When considering the increasing participation of globalist investors such as BlackRock in cryptocurrency, it becomes evident that investing in crypto presents a significant opportunity to enhance one's financial position in the near future. To prosper financially within a globalist context, it is essential to emulate the strategies of global investors. Many are now mimicking the investment decisions of influential figures like Nancy Pelosi. However, the challenge lies in exiting these investments at the right moment or, preferably, beforehand. Achieving this task is more complex than it may seem.

One of cryptocurrency's most exciting aspects is its transparency, allowing all transactions to be publicly visible. This unique feature enables individuals to monitor and track the investment strategies of experienced traders in real time, often providing valuable insights. By doing so, many people have successfully identified emerging trends, including the rapid growth of memecoins, before they surge in value.

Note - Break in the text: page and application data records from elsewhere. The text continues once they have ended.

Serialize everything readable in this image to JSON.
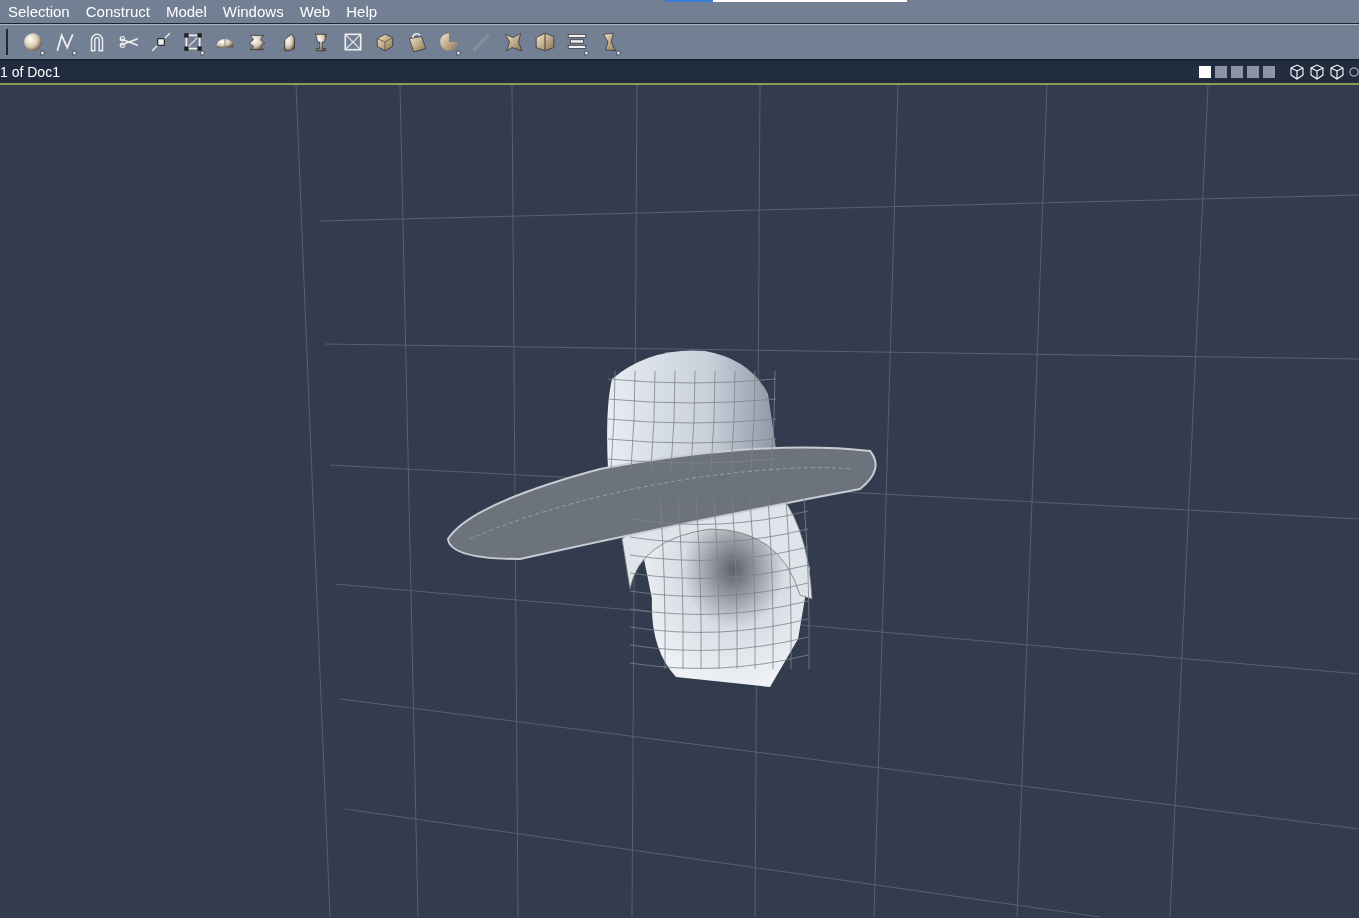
{
  "menu_bar": {
    "items": [
      "Selection",
      "Construct",
      "Model",
      "Windows",
      "Web",
      "Help"
    ]
  },
  "toolbar": {
    "tools": [
      {
        "has_menu": true,
        "disabled": false
      },
      {
        "has_menu": true,
        "disabled": false
      },
      {
        "has_menu": false,
        "disabled": false
      },
      {
        "has_menu": false,
        "disabled": false
      },
      {
        "has_menu": false,
        "disabled": false
      },
      {
        "has_menu": true,
        "disabled": false
      },
      {
        "has_menu": false,
        "disabled": false
      },
      {
        "has_menu": false,
        "disabled": false
      },
      {
        "has_menu": false,
        "disabled": false
      },
      {
        "has_menu": false,
        "disabled": false
      },
      {
        "has_menu": false,
        "disabled": false
      },
      {
        "has_menu": false,
        "disabled": false
      },
      {
        "has_menu": false,
        "disabled": false
      },
      {
        "has_menu": true,
        "disabled": false
      },
      {
        "has_menu": false,
        "disabled": true
      },
      {
        "has_menu": false,
        "disabled": false
      },
      {
        "has_menu": false,
        "disabled": false
      },
      {
        "has_menu": true,
        "disabled": false
      },
      {
        "has_menu": true,
        "disabled": false
      }
    ]
  },
  "viewport_bar": {
    "title": "1 of Doc1",
    "layouts": [
      {
        "selected": true
      },
      {
        "selected": false
      },
      {
        "selected": false
      },
      {
        "selected": false
      },
      {
        "selected": false
      }
    ]
  }
}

This approach may only be viable in the short term. Beyond that, we may witness a widespread asset selloff as heavily indebted global powers attempt to settle their debts. This scenario presupposes that their efforts to manipulate wages and interest rates will ultimately fail, which appears probable. Those familiar with the CBDC narrative will understand that developing and launching such technologies is complex. Moreover, coercing people to adopt these technologies and actually getting them to use them are two distinct challenges, with the former being relatively easier to achieve than the latter.

If globalization efforts stagnate, the value of assets will decline, while the cost of goods and wages will increase. To thrive in this scenario, it's essential to adopt a diligent work ethic, particularly in sectors experiencing a resurgence of domestic production. Reestablishing local operations will necessitate massive investments of energy and resources. Strategically placing yourself near these industrial centers can provide indirect benefits, even if you're not directly employed in these fields.

This pertains to the second aspect of addressing the consequences of globalism, which is location. Assuming that globalists can establish CBDCs and similar systems, there will likely be certain countries and regions where their influence will be limited. These technologies may be less widespread or may not be present.  It needs to be determined which countries and areas these may be, but this should become clearer over time.

Source: Visual Capitalist

Countries less inclined to adhere to globalist principles, like the BRICS nations and their allies, often face the most adverse impacts from them. Even if the globalists do not succeed in introducing their dystopian technology, it may still be wise to consider moving, as certain countries may struggle to bring operations back onshore efficiently due to limitations in resources or workforce. Europe and the UK are especially vulnerable to this scenario.

In essence, navigating the challenges of globalism and its eventual downfall will require flexibility in managing one's finances, career, and home. We're operating in a globalized system, so it's crucial to mirror the investment strategies of globalists and be prepared to move to avoid their control. As we transition towards a more nation-centric environment, your ability to find meaningful employment will become more vital to your survival than your investment savvy, which may also require relocating to a new country. However, choose a nation that won't likely end up in a kinetic war because of its nationalism.


Editor and Chief Markethive: Deb Williams. (Australia) I thrive on progress and champion freedom of speech.  I embrace "Change" with a passion, and my purpose in life is to enlighten people to accept and move forward with enthusiasm. Find me at my Markethive Profile Page | My Twitter Account | and my LinkedIn Profile.






Tim Moseley